> **EXERCISE OBJECTIVE**:
Take from the material every line that contains the word "сайтов".

> **INPUT DATA**:
===============

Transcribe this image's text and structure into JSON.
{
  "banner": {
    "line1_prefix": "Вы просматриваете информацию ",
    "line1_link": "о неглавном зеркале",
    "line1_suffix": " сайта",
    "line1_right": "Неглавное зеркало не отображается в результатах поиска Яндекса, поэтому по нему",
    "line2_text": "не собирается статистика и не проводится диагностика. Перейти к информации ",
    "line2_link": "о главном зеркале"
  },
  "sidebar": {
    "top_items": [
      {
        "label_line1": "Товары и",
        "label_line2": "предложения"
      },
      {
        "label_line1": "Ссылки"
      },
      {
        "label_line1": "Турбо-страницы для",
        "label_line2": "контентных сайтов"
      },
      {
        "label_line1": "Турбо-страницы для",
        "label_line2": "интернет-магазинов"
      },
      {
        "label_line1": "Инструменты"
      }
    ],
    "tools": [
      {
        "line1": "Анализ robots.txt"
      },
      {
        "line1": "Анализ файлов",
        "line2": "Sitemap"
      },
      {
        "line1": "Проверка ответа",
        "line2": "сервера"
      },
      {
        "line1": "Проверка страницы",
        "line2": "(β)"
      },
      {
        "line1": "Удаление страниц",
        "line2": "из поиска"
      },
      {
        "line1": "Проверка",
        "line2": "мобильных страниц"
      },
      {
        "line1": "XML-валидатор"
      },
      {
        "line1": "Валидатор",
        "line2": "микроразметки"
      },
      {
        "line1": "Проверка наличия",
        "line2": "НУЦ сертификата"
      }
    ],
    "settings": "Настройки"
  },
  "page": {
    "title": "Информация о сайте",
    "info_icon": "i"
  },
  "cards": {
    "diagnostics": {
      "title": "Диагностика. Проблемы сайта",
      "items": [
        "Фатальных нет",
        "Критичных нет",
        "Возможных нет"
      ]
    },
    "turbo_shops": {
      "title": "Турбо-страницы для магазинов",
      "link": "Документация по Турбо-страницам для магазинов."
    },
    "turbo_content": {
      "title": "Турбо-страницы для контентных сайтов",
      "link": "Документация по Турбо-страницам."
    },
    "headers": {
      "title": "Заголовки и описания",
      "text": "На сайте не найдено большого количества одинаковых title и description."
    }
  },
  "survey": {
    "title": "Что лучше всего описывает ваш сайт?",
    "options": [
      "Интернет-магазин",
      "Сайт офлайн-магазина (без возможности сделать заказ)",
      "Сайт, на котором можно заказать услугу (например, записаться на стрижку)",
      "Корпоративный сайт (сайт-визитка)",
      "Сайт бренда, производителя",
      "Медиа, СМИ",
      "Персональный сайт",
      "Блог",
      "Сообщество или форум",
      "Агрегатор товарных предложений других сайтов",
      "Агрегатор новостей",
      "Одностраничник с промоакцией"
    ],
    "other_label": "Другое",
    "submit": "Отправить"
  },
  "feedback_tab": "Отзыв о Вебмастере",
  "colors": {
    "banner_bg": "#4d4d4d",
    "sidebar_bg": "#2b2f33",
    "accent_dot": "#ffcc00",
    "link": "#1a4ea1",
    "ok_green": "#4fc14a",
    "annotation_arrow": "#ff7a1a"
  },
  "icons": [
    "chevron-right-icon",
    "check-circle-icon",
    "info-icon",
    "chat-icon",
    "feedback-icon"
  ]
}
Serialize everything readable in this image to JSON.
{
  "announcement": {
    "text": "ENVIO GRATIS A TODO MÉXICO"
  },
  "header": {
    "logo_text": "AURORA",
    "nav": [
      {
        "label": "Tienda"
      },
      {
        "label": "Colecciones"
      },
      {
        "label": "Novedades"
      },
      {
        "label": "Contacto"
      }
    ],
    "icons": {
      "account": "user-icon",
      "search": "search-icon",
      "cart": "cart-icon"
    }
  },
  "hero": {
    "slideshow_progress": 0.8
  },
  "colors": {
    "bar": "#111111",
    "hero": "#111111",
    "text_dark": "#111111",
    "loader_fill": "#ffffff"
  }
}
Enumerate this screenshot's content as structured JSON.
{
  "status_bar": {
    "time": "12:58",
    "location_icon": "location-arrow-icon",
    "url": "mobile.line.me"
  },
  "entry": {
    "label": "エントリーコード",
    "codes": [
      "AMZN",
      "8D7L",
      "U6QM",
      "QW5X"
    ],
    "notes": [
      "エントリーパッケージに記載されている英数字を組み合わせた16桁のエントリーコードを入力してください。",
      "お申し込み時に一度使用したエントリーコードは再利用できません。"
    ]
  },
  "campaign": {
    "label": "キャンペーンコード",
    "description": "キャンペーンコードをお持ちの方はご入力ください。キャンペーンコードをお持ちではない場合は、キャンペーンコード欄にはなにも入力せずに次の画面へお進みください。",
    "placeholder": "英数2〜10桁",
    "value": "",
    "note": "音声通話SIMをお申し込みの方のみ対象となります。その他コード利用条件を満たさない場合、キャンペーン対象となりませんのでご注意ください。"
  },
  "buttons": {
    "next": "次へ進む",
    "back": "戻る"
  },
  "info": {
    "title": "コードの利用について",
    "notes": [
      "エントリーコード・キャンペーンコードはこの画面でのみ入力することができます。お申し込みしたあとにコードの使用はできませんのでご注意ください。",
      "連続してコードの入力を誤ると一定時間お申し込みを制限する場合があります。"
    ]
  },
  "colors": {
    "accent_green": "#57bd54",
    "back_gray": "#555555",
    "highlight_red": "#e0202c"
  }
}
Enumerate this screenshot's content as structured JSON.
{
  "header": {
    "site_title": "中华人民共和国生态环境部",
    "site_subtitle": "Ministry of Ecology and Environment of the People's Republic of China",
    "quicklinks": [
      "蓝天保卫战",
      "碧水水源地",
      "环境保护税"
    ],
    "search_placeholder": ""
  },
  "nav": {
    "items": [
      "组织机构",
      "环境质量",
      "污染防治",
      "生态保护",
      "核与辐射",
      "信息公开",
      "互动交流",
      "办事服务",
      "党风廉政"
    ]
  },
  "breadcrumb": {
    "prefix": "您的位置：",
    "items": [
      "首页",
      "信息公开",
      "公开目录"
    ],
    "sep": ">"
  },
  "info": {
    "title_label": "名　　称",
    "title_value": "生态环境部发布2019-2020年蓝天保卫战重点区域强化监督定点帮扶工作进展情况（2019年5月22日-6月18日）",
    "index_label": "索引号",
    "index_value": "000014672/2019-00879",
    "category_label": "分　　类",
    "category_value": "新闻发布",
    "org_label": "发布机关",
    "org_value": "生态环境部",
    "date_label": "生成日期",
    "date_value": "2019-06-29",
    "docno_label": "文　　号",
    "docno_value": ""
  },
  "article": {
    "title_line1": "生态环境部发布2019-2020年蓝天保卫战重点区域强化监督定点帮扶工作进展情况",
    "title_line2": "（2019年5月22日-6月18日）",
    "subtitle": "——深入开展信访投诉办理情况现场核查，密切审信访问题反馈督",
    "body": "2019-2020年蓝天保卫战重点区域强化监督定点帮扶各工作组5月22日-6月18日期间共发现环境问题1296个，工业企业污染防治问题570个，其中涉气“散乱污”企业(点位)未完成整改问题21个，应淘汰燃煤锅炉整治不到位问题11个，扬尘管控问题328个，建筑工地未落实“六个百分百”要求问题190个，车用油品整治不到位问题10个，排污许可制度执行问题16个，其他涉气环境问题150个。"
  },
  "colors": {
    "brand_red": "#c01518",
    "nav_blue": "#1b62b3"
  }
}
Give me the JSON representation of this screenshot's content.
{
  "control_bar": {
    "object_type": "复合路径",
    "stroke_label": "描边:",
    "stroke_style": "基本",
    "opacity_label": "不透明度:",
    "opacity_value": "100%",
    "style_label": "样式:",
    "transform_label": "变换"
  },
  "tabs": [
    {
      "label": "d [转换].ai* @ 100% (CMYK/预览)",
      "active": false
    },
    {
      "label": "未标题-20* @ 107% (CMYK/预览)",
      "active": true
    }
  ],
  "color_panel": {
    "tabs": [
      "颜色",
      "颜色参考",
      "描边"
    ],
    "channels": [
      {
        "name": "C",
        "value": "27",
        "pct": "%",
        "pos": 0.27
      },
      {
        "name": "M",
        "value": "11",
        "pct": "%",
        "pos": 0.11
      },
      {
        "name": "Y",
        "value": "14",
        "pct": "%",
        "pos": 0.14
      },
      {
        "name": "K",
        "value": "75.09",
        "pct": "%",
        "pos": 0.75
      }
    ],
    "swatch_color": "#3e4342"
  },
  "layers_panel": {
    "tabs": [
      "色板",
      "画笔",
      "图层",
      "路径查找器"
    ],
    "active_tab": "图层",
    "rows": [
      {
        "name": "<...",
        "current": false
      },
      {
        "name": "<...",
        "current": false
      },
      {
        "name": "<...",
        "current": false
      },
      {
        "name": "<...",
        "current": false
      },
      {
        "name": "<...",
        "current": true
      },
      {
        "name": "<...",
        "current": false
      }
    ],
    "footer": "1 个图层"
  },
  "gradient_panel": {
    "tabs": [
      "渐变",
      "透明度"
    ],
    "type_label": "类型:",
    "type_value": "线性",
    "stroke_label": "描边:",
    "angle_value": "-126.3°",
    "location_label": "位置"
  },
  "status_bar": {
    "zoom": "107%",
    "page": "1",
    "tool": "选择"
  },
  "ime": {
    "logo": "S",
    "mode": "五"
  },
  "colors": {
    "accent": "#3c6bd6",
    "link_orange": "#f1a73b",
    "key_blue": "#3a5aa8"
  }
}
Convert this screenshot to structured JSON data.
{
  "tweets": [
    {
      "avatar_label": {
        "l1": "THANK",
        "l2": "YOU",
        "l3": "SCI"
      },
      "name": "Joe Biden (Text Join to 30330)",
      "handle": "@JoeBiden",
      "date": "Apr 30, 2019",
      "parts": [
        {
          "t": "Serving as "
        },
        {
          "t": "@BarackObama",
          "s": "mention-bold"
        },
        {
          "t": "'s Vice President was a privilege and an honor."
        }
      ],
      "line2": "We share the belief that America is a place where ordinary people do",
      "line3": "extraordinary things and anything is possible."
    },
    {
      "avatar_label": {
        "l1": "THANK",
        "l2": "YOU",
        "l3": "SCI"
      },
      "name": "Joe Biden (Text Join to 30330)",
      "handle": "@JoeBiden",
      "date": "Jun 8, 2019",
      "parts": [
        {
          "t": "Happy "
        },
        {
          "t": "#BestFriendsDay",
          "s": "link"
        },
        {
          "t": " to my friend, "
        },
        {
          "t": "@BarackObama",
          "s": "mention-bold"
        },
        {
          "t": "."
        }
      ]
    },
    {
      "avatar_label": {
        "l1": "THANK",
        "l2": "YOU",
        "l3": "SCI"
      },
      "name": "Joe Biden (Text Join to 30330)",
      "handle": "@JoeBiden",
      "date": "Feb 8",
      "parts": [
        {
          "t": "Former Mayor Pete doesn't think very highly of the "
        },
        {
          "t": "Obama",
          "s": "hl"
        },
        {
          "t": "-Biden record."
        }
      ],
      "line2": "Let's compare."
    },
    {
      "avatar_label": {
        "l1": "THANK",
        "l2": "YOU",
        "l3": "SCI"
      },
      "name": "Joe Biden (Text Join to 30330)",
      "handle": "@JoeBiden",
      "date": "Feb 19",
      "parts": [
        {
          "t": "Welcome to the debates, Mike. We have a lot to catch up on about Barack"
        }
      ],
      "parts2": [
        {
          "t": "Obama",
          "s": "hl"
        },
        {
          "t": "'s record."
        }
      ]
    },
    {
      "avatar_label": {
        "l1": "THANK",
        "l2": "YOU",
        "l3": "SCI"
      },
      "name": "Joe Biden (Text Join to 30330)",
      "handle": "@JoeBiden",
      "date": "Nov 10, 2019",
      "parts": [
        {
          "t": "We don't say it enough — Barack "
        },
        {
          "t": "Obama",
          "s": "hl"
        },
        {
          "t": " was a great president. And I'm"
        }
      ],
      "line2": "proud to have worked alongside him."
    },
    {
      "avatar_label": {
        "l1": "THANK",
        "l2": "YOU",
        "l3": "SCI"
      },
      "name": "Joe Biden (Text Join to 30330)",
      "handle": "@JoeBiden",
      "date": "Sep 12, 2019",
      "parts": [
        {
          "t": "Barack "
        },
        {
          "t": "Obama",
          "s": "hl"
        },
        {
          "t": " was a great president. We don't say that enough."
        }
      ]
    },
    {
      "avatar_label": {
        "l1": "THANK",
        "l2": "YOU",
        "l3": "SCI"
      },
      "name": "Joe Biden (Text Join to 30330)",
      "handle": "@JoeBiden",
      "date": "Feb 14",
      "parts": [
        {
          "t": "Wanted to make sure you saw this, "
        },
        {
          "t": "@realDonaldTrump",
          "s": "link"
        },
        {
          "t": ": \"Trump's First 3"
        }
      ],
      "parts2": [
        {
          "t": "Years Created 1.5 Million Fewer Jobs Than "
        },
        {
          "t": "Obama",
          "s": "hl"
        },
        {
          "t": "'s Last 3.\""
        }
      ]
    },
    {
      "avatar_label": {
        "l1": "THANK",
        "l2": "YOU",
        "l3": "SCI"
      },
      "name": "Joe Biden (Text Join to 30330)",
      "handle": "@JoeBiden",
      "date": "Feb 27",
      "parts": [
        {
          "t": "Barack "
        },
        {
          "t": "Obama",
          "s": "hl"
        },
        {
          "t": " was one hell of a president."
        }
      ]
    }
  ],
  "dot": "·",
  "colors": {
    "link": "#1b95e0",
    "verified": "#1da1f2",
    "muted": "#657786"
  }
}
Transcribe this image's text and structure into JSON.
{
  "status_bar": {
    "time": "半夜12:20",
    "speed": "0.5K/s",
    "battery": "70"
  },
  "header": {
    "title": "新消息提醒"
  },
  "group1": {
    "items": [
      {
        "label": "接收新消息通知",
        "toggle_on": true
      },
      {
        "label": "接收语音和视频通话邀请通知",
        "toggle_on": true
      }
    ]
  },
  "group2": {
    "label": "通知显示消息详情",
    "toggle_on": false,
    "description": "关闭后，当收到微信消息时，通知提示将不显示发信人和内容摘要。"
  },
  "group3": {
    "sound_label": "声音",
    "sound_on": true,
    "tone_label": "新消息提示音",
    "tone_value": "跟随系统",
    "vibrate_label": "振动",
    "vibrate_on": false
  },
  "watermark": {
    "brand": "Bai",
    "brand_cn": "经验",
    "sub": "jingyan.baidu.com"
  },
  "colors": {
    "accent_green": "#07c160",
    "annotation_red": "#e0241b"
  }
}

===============

> **SOLUTION BELOW**:
        "label_line2": "контентных сайтов"
      "title": "Турбо-страницы для контентных сайтов",
      "Агрегатор товарных предложений других сайтов",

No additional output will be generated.